Path Work

Many of our rights of way are natural unsurfaced paths through grass, maybe between hedges. Unfortunately, this ‘intimacy’ with nature can become unwelcome when vigorous growth of nettles, brambles and hedges - especially from May and through the summer - can start to block the paths. Regular walking of the paths identifies the potential problems and in itself helps keep them clear.

We can then take steps to keep paths clear; Ken Hawkins is also the Footpath Warden for Dereham Town Council and he (and other volunteers) can regularly be seen busily trying to clear routes as fast as the shrubbery can grow up.

If you spot a problem or can help with the work please get in touch with Ken.

In addition, we also work to encourage action from those with responsibility to keep paths open and welcoming.
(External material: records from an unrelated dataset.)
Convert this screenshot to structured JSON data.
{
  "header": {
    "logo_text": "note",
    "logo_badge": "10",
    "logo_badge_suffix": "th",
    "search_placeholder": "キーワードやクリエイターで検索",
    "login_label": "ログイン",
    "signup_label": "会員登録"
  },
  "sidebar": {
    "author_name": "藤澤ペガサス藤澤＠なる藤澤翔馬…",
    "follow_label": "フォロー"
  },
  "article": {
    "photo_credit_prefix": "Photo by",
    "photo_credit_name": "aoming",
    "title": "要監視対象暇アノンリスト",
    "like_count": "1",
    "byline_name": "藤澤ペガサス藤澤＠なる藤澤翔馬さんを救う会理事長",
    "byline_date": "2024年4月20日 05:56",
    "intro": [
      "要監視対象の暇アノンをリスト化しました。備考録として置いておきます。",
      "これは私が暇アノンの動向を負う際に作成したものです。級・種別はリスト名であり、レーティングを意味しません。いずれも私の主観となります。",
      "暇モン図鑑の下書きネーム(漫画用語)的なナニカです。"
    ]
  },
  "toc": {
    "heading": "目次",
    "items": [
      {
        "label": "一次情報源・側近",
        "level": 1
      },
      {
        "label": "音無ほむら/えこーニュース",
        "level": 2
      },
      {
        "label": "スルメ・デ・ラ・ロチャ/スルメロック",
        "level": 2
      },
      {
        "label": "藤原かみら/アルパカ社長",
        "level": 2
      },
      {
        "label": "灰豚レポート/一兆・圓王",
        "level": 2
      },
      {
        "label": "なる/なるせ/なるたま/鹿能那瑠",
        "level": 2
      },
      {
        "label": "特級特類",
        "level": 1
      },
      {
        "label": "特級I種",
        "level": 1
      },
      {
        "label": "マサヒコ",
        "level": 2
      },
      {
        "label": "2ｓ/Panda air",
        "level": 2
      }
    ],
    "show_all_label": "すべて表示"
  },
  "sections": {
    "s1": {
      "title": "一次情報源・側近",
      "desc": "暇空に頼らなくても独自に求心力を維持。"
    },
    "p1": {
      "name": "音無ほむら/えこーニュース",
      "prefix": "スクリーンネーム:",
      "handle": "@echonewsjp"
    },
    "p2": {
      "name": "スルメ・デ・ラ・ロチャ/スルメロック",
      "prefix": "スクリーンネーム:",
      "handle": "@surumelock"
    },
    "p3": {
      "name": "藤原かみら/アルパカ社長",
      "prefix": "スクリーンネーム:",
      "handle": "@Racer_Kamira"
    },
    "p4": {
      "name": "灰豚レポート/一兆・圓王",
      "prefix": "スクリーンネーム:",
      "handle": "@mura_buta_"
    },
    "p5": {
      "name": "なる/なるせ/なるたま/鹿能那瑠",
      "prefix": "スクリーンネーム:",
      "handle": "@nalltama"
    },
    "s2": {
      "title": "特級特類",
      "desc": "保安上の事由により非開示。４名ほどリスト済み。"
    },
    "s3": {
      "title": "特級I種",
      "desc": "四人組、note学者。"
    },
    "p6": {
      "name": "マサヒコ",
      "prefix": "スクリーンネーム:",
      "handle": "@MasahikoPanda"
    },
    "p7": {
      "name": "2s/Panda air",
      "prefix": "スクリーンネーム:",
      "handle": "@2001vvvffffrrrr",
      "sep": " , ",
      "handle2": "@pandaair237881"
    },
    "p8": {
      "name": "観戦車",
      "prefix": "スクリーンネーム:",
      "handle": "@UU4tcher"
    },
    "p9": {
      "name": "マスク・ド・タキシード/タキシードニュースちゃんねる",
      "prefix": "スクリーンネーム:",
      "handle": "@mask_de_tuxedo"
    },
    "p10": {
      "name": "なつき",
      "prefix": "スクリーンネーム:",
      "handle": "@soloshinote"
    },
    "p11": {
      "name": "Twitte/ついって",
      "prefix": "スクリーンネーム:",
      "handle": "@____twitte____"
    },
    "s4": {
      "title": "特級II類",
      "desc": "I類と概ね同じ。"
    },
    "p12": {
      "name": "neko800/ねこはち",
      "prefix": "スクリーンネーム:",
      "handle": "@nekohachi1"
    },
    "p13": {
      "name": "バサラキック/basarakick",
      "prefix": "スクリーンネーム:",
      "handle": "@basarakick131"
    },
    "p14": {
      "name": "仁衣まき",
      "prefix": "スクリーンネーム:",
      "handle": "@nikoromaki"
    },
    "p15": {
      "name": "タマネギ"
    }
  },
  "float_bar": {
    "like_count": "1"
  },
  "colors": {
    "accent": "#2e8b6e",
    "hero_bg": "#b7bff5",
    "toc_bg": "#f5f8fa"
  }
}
For example major improvements have been made following our representations, such as work on Footpath 1/1a, and Footpath 14.

Here are just a few examples of path our efforts:

Report on progress with footpath 14.
Strong winds have taken their toll with a number of medium sized trees falling, this time we need the chainsaw.
Clearing dumped rubbish and litter from footpaths 11 and 14.
TCV logo With help again from the Norfolk branch of The Conservation Volunteers RB30 is now safe to walk.

The speed of summer growth is a problem. This is especially true with some of the paths which have recently been brought back into use as the nettles and brambles will have strong roots. As long as we keep at it, over time this will become more easily manageable.
Clearing nettles and litter from footpath 14.
TCV logo Help from volunteer groups is most welcome when we have a difficult problem. We are grateful for the help from the Norfolk branch of The Conservation Volunteers who cleared dozens of tree stumps from Restricted Byway 28.
Clearing brambles from Restricted Byways 30 and 31.
Fallen branches being cleared to increase headroom.
Heavy duty mower clearing path edges.
Repairing the board-walk between Stone Rd and Scarning Fen.
A chainsaw is sometimes welcome when a path has been disused for sometime.